** EXERCISE REQUIREMENTS **
Would you give the entries again word for word, with no pictures in the copy?

** RECORDS FOR PROCESSING **
--

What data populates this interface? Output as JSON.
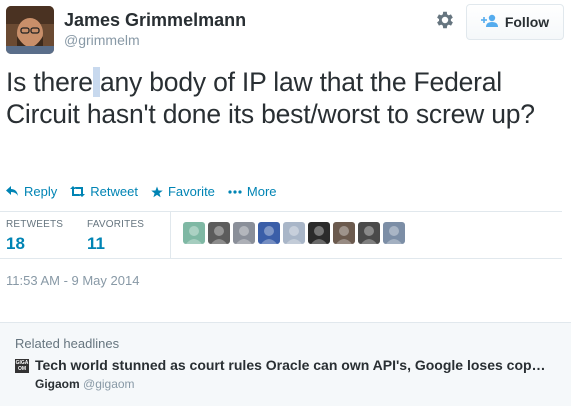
{
  "author": {
    "name": "James Grimmelmann",
    "handle": "@grimmelm"
  },
  "follow": {
    "label": "Follow"
  },
  "tweet": {
    "text_before": "Is there",
    "text_highlight": " ",
    "text_after": "any body of IP law that the Federal Circuit hasn't done its best/worst to screw up?"
  },
  "actions": [
    {
      "label": "Reply",
      "icon": "reply-icon"
    },
    {
      "label": "Retweet",
      "icon": "retweet-icon"
    },
    {
      "label": "Favorite",
      "icon": "star-icon"
    },
    {
      "label": "More",
      "icon": "dots-icon"
    }
  ],
  "stats": {
    "retweets_label": "RETWEETS",
    "retweets_value": "18",
    "favorites_label": "FAVORITES",
    "favorites_value": "11"
  },
  "faces": [
    "#7fb8a4",
    "#5c5c5c",
    "#8a8f99",
    "#3a5ea8",
    "#a9b6c8",
    "#2b2b2b",
    "#6b5a4e",
    "#4a4a4a",
    "#7c8ea6"
  ],
  "timestamp": "11:53 AM - 9 May 2014",
  "related": {
    "title": "Related headlines",
    "icon_text": "GIGA OM",
    "headline": "Tech world stunned as court rules Oracle can own API's, Google loses cop…",
    "source_name": "Gigaom",
    "source_handle": "@gigaom"
  },
  "colors": {
    "link": "#0084b4",
    "text": "#292f33",
    "muted": "#8899a6",
    "border": "#e1e8ed"
  }
}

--

** OUTPUT FOR THIS EXERCISE **
What data populates this interface? Output as JSON.
{
  "author": {
    "name": "James Grimmelmann",
    "handle": "@grimmelm"
  },
  "follow": {
    "label": "Follow"
  },
  "tweet": {
    "text_before": "Is there",
    "text_highlight": " ",
    "text_after": "any body of IP law that the Federal Circuit hasn't done its best/worst to screw up?"
  },
  "actions": [
    {
      "label": "Reply",
      "icon": "reply-icon"
    },
    {
      "label": "Retweet",
      "icon": "retweet-icon"
    },
    {
      "label": "Favorite",
      "icon": "star-icon"
    },
    {
      "label": "More",
      "icon": "dots-icon"
    }
  ],
  "stats": {
    "retweets_label": "RETWEETS",
    "retweets_value": "18",
    "favorites_label": "FAVORITES",
    "favorites_value": "11"
  },
  "faces": [
    "#7fb8a4",
    "#5c5c5c",
    "#8a8f99",
    "#3a5ea8",
    "#a9b6c8",
    "#2b2b2b",
    "#6b5a4e",
    "#4a4a4a",
    "#7c8ea6"
  ],
  "timestamp": "11:53 AM - 9 May 2014",
  "related": {
    "title": "Related headlines",
    "icon_text": "GIGA OM",
    "headline": "Tech world stunned as court rules Oracle can own API's, Google loses cop…",
    "source_name": "Gigaom",
    "source_handle": "@gigaom"
  },
  "colors": {
    "link": "#0084b4",
    "text": "#292f33",
    "muted": "#8899a6",
    "border": "#e1e8ed"
  }
}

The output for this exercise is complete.